EXERCISE OBJECTIVE = Please repeat the data shown below, word for word.

Data records:
______________________________

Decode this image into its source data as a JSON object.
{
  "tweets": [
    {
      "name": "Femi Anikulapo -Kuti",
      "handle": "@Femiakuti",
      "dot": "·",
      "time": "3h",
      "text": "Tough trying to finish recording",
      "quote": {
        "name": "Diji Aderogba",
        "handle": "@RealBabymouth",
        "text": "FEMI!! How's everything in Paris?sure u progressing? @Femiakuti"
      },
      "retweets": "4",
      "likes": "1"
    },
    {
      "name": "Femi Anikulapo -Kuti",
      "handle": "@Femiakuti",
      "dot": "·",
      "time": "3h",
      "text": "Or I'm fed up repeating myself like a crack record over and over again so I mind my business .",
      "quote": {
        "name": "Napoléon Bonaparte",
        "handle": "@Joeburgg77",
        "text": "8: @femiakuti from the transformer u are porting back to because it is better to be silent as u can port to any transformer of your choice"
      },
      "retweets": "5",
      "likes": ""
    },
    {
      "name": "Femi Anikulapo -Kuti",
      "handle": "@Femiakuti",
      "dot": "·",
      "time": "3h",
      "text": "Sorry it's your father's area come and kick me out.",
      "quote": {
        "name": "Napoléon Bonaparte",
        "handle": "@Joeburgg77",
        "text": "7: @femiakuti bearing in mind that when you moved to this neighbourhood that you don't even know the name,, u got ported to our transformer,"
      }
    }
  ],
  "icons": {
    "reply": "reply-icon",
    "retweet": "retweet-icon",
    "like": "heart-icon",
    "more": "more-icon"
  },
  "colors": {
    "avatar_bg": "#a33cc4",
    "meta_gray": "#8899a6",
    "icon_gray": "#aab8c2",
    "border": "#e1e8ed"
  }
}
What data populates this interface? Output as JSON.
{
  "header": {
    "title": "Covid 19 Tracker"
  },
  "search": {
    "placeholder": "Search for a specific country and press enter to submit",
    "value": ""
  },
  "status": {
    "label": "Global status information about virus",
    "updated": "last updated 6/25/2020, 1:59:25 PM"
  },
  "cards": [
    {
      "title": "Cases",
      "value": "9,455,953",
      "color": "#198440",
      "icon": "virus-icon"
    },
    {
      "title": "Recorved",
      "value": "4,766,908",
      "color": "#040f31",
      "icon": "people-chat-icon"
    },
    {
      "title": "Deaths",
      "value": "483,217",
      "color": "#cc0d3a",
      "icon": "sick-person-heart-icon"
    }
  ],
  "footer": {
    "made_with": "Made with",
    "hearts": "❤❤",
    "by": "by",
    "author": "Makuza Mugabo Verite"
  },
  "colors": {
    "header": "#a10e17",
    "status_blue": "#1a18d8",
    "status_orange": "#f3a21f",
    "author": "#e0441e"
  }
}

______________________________

ANSWER BOX =
Decode this image into its source data as a JSON object.
{
  "tweets": [
    {
      "name": "Femi Anikulapo -Kuti",
      "handle": "@Femiakuti",
      "dot": "·",
      "time": "3h",
      "text": "Tough trying to finish recording",
      "quote": {
        "name": "Diji Aderogba",
        "handle": "@RealBabymouth",
        "text": "FEMI!! How's everything in Paris?sure u progressing? @Femiakuti"
      },
      "retweets": "4",
      "likes": "1"
    },
    {
      "name": "Femi Anikulapo -Kuti",
      "handle": "@Femiakuti",
      "dot": "·",
      "time": "3h",
      "text": "Or I'm fed up repeating myself like a crack record over and over again so I mind my business .",
      "quote": {
        "name": "Napoléon Bonaparte",
        "handle": "@Joeburgg77",
        "text": "8: @femiakuti from the transformer u are porting back to because it is better to be silent as u can port to any transformer of your choice"
      },
      "retweets": "5",
      "likes": ""
    },
    {
      "name": "Femi Anikulapo -Kuti",
      "handle": "@Femiakuti",
      "dot": "·",
      "time": "3h",
      "text": "Sorry it's your father's area come and kick me out.",
      "quote": {
        "name": "Napoléon Bonaparte",
        "handle": "@Joeburgg77",
        "text": "7: @femiakuti bearing in mind that when you moved to this neighbourhood that you don't even know the name,, u got ported to our transformer,"
      }
    }
  ],
  "icons": {
    "reply": "reply-icon",
    "retweet": "retweet-icon",
    "like": "heart-icon",
    "more": "more-icon"
  },
  "colors": {
    "avatar_bg": "#a33cc4",
    "meta_gray": "#8899a6",
    "icon_gray": "#aab8c2",
    "border": "#e1e8ed"
  }
}
What data populates this interface? Output as JSON.
{
  "header": {
    "title": "Covid 19 Tracker"
  },
  "search": {
    "placeholder": "Search for a specific country and press enter to submit",
    "value": ""
  },
  "status": {
    "label": "Global status information about virus",
    "updated": "last updated 6/25/2020, 1:59:25 PM"
  },
  "cards": [
    {
      "title": "Cases",
      "value": "9,455,953",
      "color": "#198440",
      "icon": "virus-icon"
    },
    {
      "title": "Recorved",
      "value": "4,766,908",
      "color": "#040f31",
      "icon": "people-chat-icon"
    },
    {
      "title": "Deaths",
      "value": "483,217",
      "color": "#cc0d3a",
      "icon": "sick-person-heart-icon"
    }
  ],
  "footer": {
    "made_with": "Made with",
    "hearts": "❤❤",
    "by": "by",
    "author": "Makuza Mugabo Verite"
  },
  "colors": {
    "header": "#a10e17",
    "status_blue": "#1a18d8",
    "status_orange": "#f3a21f",
    "author": "#e0441e"
  }
}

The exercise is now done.